Extracted records: Begin

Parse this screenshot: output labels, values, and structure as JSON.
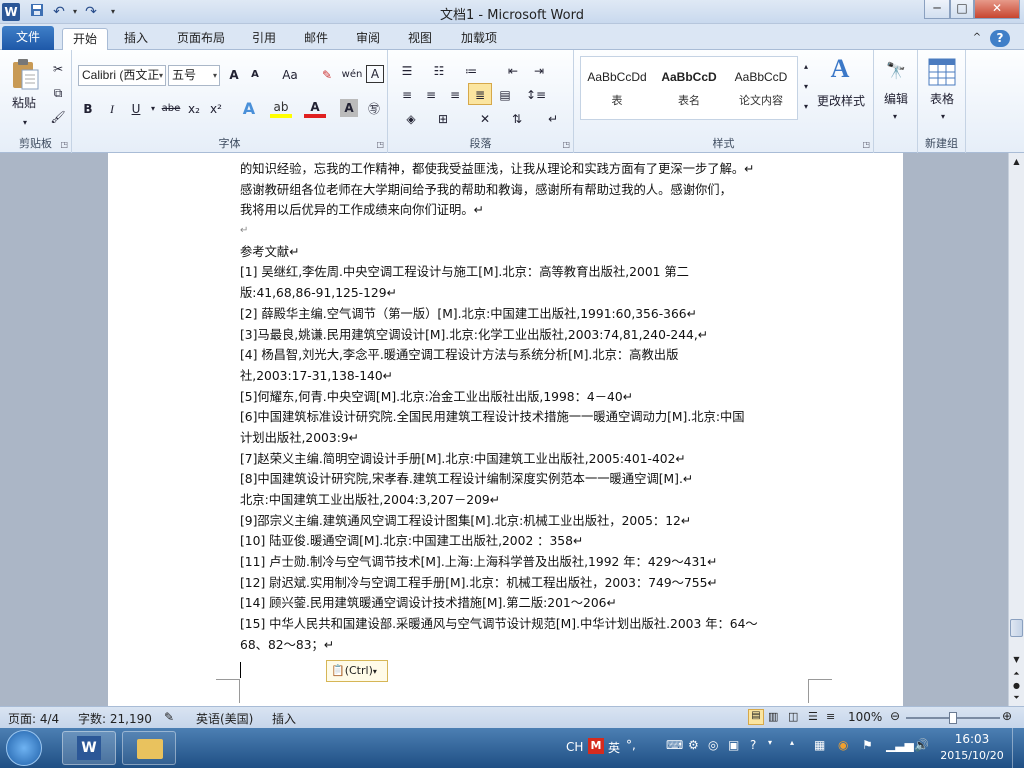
{
  "window": {
    "title": "文档1 - Microsoft Word"
  },
  "qat": {
    "app_icon": "W",
    "save_icon": "save-icon",
    "undo_icon": "undo-icon",
    "redo_icon": "redo-icon",
    "minimize": "─",
    "maximize": "□",
    "close": "✕"
  },
  "tabs": [
    {
      "label": "文件"
    },
    {
      "label": "开始"
    },
    {
      "label": "插入"
    },
    {
      "label": "页面布局"
    },
    {
      "label": "引用"
    },
    {
      "label": "邮件"
    },
    {
      "label": "审阅"
    },
    {
      "label": "视图"
    },
    {
      "label": "加载项"
    }
  ],
  "ribbon": {
    "clipboard": {
      "label": "剪贴板",
      "paste": "粘贴"
    },
    "font": {
      "label": "字体",
      "font_name": "Calibri (西文正",
      "font_size": "五号",
      "grow": "A",
      "shrink": "A",
      "case": "Aa",
      "bold": "B",
      "italic": "I",
      "underline": "U",
      "strike": "abe",
      "sub": "x₂",
      "sup": "x²",
      "color_a": "A",
      "wen": "wén",
      "char_border": "A"
    },
    "paragraph": {
      "label": "段落"
    },
    "styles": {
      "label": "样式",
      "items": [
        {
          "preview": "AaBbCcDd",
          "name": "表"
        },
        {
          "preview": "AaBbCcD",
          "name": "表名"
        },
        {
          "preview": "AaBbCcD",
          "name": "论文内容"
        }
      ],
      "change_styles": "更改样式"
    },
    "editing": {
      "label": "编辑"
    },
    "tables": {
      "label": "新建组",
      "table": "表格"
    }
  },
  "document": {
    "lines": [
      "的知识经验，忘我的工作精神，都使我受益匪浅，让我从理论和实践方面有了更深一步了解。↵",
      "感谢教研组各位老师在大学期间给予我的帮助和教诲，感谢所有帮助过我的人。感谢你们，",
      "我将用以后优异的工作成绩来向你们证明。↵",
      "↵",
      "参考文献↵",
      "[1]  吴继红,李佐周.中央空调工程设计与施工[M].北京：高等教育出版社,2001  第二",
      "版:41,68,86-91,125-129↵",
      "[2]  薛殿华主编.空气调节（第一版）[M].北京:中国建工出版社,1991:60,356-366↵",
      "[3]马最良,姚谦.民用建筑空调设计[M].北京:化学工业出版社,2003:74,81,240-244,↵",
      "[4] 杨昌智,刘光大,李念平.暖通空调工程设计方法与系统分析[M].北京：高教出版",
      "社,2003:17-31,138-140↵",
      "[5]何耀东,何青.中央空调[M].北京:冶金工业出版社出版,1998：4－40↵",
      "[6]中国建筑标准设计研究院.全国民用建筑工程设计技术措施一一暖通空调动力[M].北京:中国",
      "计划出版社,2003:9↵",
      "[7]赵荣义主编.简明空调设计手册[M].北京:中国建筑工业出版社,2005:401-402↵",
      "[8]中国建筑设计研究院,宋孝春.建筑工程设计编制深度实例范本一一暖通空调[M].↵",
      "北京:中国建筑工业出版社,2004:3,207－209↵",
      "[9]邵宗义主编.建筑通风空调工程设计图集[M].北京:机械工业出版社，2005：12↵",
      "[10]  陆亚俊.暖通空调[M].北京:中国建工出版社,2002  ：358↵",
      "[11]  卢士勋.制冷与空气调节技术[M].上海:上海科学普及出版社,1992 年：429～431↵",
      "[12]  尉迟斌.实用制冷与空调工程手册[M].北京：机械工程出版社，2003：749～755↵",
      "[14]  顾兴蓥.民用建筑暖通空调设计技术措施[M].第二版:201～206↵",
      "[15]  中华人民共和国建设部.采暖通风与空气调节设计规范[M].中华计划出版社.2003 年：64～",
      "68、82～83；↵"
    ],
    "paste_tag": "(Ctrl)"
  },
  "status": {
    "page": "页面: 4/4",
    "words": "字数: 21,190",
    "language": "英语(美国)",
    "insert": "插入",
    "zoom": "100%",
    "zoom_level": 1.0
  },
  "taskbar": {
    "ime": "CH",
    "ime_mode": "英",
    "time": "16:03",
    "date": "2015/10/20"
  }
}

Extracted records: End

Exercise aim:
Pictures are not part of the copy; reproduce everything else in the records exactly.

Answer:
Parse this screenshot: output labels, values, and structure as JSON.
{
  "window": {
    "title": "文档1 - Microsoft Word"
  },
  "qat": {
    "app_icon": "W",
    "save_icon": "save-icon",
    "undo_icon": "undo-icon",
    "redo_icon": "redo-icon",
    "minimize": "─",
    "maximize": "□",
    "close": "✕"
  },
  "tabs": [
    {
      "label": "文件"
    },
    {
      "label": "开始"
    },
    {
      "label": "插入"
    },
    {
      "label": "页面布局"
    },
    {
      "label": "引用"
    },
    {
      "label": "邮件"
    },
    {
      "label": "审阅"
    },
    {
      "label": "视图"
    },
    {
      "label": "加载项"
    }
  ],
  "ribbon": {
    "clipboard": {
      "label": "剪贴板",
      "paste": "粘贴"
    },
    "font": {
      "label": "字体",
      "font_name": "Calibri (西文正",
      "font_size": "五号",
      "grow": "A",
      "shrink": "A",
      "case": "Aa",
      "bold": "B",
      "italic": "I",
      "underline": "U",
      "strike": "abe",
      "sub": "x₂",
      "sup": "x²",
      "color_a": "A",
      "wen": "wén",
      "char_border": "A"
    },
    "paragraph": {
      "label": "段落"
    },
    "styles": {
      "label": "样式",
      "items": [
        {
          "preview": "AaBbCcDd",
          "name": "表"
        },
        {
          "preview": "AaBbCcD",
          "name": "表名"
        },
        {
          "preview": "AaBbCcD",
          "name": "论文内容"
        }
      ],
      "change_styles": "更改样式"
    },
    "editing": {
      "label": "编辑"
    },
    "tables": {
      "label": "新建组",
      "table": "表格"
    }
  },
  "document": {
    "lines": [
      "的知识经验，忘我的工作精神，都使我受益匪浅，让我从理论和实践方面有了更深一步了解。↵",
      "感谢教研组各位老师在大学期间给予我的帮助和教诲，感谢所有帮助过我的人。感谢你们，",
      "我将用以后优异的工作成绩来向你们证明。↵",
      "↵",
      "参考文献↵",
      "[1]  吴继红,李佐周.中央空调工程设计与施工[M].北京：高等教育出版社,2001  第二",
      "版:41,68,86-91,125-129↵",
      "[2]  薛殿华主编.空气调节（第一版）[M].北京:中国建工出版社,1991:60,356-366↵",
      "[3]马最良,姚谦.民用建筑空调设计[M].北京:化学工业出版社,2003:74,81,240-244,↵",
      "[4] 杨昌智,刘光大,李念平.暖通空调工程设计方法与系统分析[M].北京：高教出版",
      "社,2003:17-31,138-140↵",
      "[5]何耀东,何青.中央空调[M].北京:冶金工业出版社出版,1998：4－40↵",
      "[6]中国建筑标准设计研究院.全国民用建筑工程设计技术措施一一暖通空调动力[M].北京:中国",
      "计划出版社,2003:9↵",
      "[7]赵荣义主编.简明空调设计手册[M].北京:中国建筑工业出版社,2005:401-402↵",
      "[8]中国建筑设计研究院,宋孝春.建筑工程设计编制深度实例范本一一暖通空调[M].↵",
      "北京:中国建筑工业出版社,2004:3,207－209↵",
      "[9]邵宗义主编.建筑通风空调工程设计图集[M].北京:机械工业出版社，2005：12↵",
      "[10]  陆亚俊.暖通空调[M].北京:中国建工出版社,2002  ：358↵",
      "[11]  卢士勋.制冷与空气调节技术[M].上海:上海科学普及出版社,1992 年：429～431↵",
      "[12]  尉迟斌.实用制冷与空调工程手册[M].北京：机械工程出版社，2003：749～755↵",
      "[14]  顾兴蓥.民用建筑暖通空调设计技术措施[M].第二版:201～206↵",
      "[15]  中华人民共和国建设部.采暖通风与空气调节设计规范[M].中华计划出版社.2003 年：64～",
      "68、82～83；↵"
    ],
    "paste_tag": "(Ctrl)"
  },
  "status": {
    "page": "页面: 4/4",
    "words": "字数: 21,190",
    "language": "英语(美国)",
    "insert": "插入",
    "zoom": "100%",
    "zoom_level": 1.0
  },
  "taskbar": {
    "ime": "CH",
    "ime_mode": "英",
    "time": "16:03",
    "date": "2015/10/20"
  }
}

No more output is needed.